Last week, I was very excited to see that Paraguay’s Ministries of Health and Education, in collaboration with the Pan American Health Organization (PAHO) aimed to treat more than 1.4 million school children, as well as homeless and indigenous populations, for intestinal worms during a four-day deworming campaign.  This year’s campaign marks a significant scale-up from last year’s effort which reached 700,000 school children in comparison.

In order to double the outreach from previous campaigns, they spread the word in a number of ways, including through social media. Thanks to visual informational materials, and even the creation of a friendly mascot, children across the country were motivated to take deworming medicine.

Intestinal worm infections disproportionately affect the poor in Paraguay. More than 50 percent of Paraguayan households lack access to clean water and sanitation, exacerbating the spread of neglected tropical diseases (NTDs) like intestinal worms.

These infections rob children of nutrients and energy and can lead to anemia and malnutrition, preventing them from going to school and undermining their potential to learn and succeed. But thanks to Paraguay’s expanded efforts to treat and control intestinal worms, more and more children will benefit from improved health. As girls grow up free of worms, well-nourished and better educated, they will also become better prepared for a healthy pregnancy and a successful delivery of healthy babies.

Last week’s campaign, launched in the City of San Lorenzo on August 4th, promoted the importance of proper hygiene and sanitation in addition to distributing deworming medicine. Regular hand washing, increased use of toilets and latrines and washing fruits and vegetables are essential to help prevent the spread and reinfection of intestinal worms.

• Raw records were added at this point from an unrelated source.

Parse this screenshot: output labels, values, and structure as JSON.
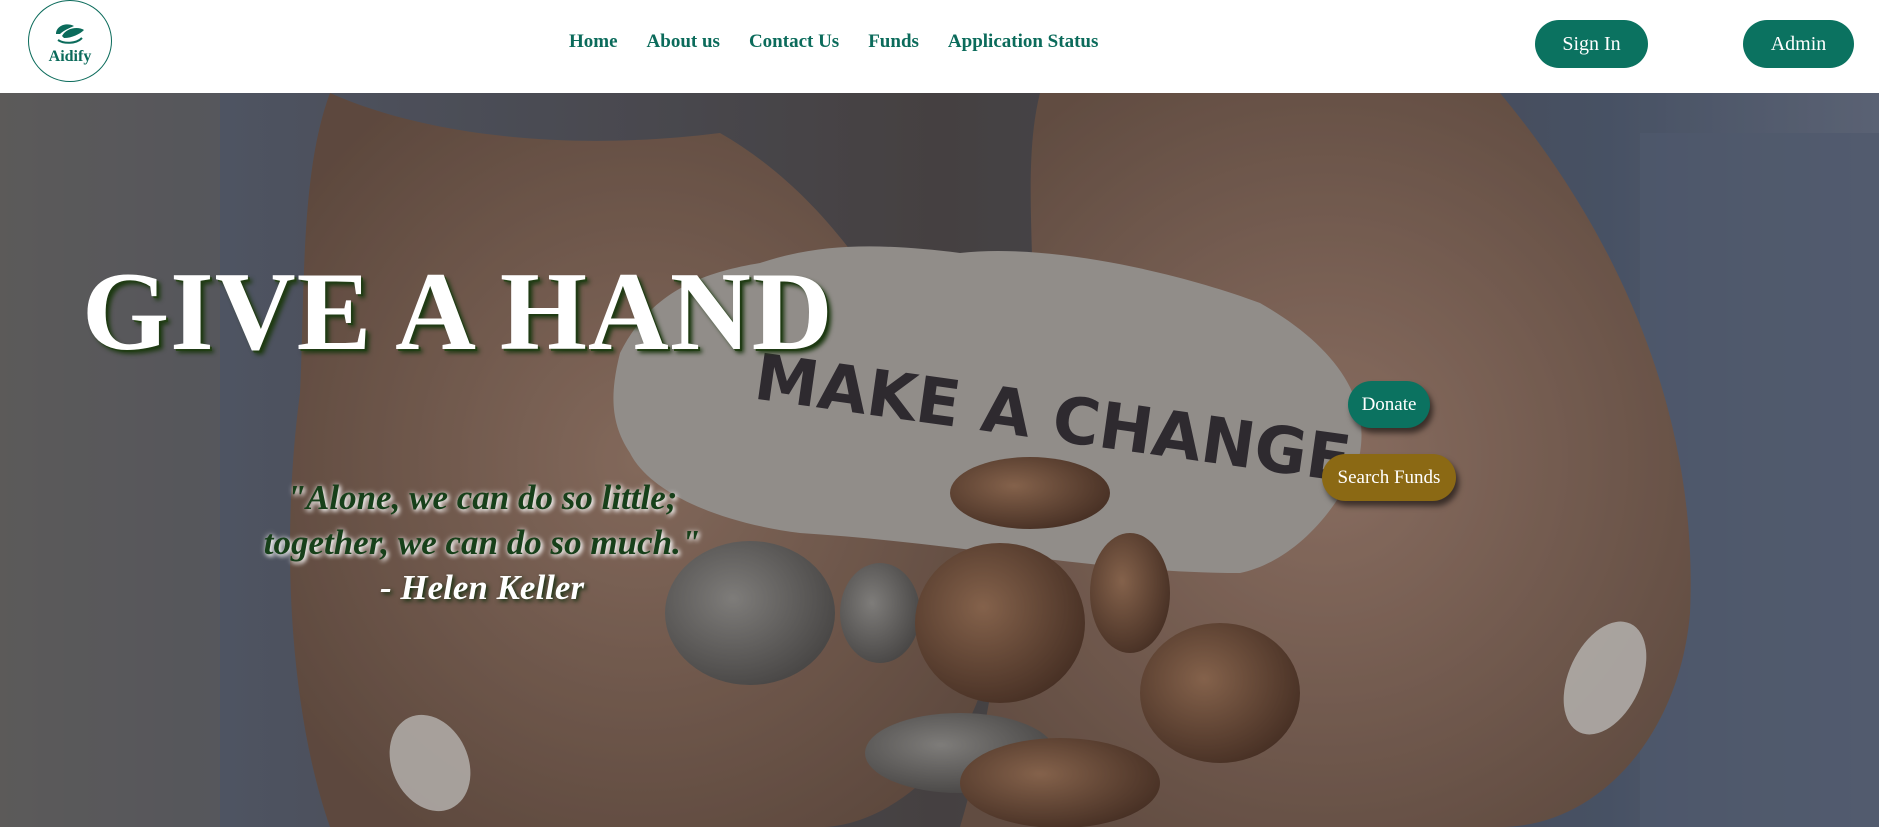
{
  "brand": {
    "name": "Aidify",
    "logo_icon": "leaf-hands-icon",
    "accent_color": "#0b6b5b"
  },
  "nav": {
    "links": [
      {
        "label": "Home"
      },
      {
        "label": "About us"
      },
      {
        "label": "Contact Us"
      },
      {
        "label": "Funds"
      },
      {
        "label": "Application Status"
      }
    ],
    "signin_label": "Sign In",
    "admin_label": "Admin"
  },
  "hero": {
    "title": "GIVE A HAND",
    "note_text": "MAKE A CHANGE",
    "quote_line1": "\"Alone, we can do so little;",
    "quote_line2": "together, we can do so much.\"",
    "quote_author": "- Helen Keller",
    "donate_label": "Donate",
    "search_funds_label": "Search Funds",
    "donate_color": "#0b7260",
    "search_color": "#8b6914"
  }
}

The government of Paraguay, PAHO, municipal governments, school teachers, and parents all played a role during the campaign and helped promote hygiene practices by sharing materials and conducting trainings. To ensure that rural populations also received medicines and educational materials, national health teams worked closely with local health departments as well. We congratulate the leadership of the Ministries of Health and Education for this innovative and collaborative work.

Paraguay’s 2014 deworming campaign demonstrates the country’s commitment to controlling and eliminating NTDs. However, Paraguay can do more to lessen the unnecessary suffering caused by NTDs.

Efforts need to be made to map the prevalence of intestinal parasites, track and report existing deworming efforts, and focus on establishing programmatic collaborations with neighboring countries Bolivia and Argentina to implement NTD efforts in the cross-national Chaco Region where many communities of indigenous people are living in extremely poor conditions. With a strong commitment to maintain these activities, Paraguay’s children will benefit from a healthier and more prosperous country.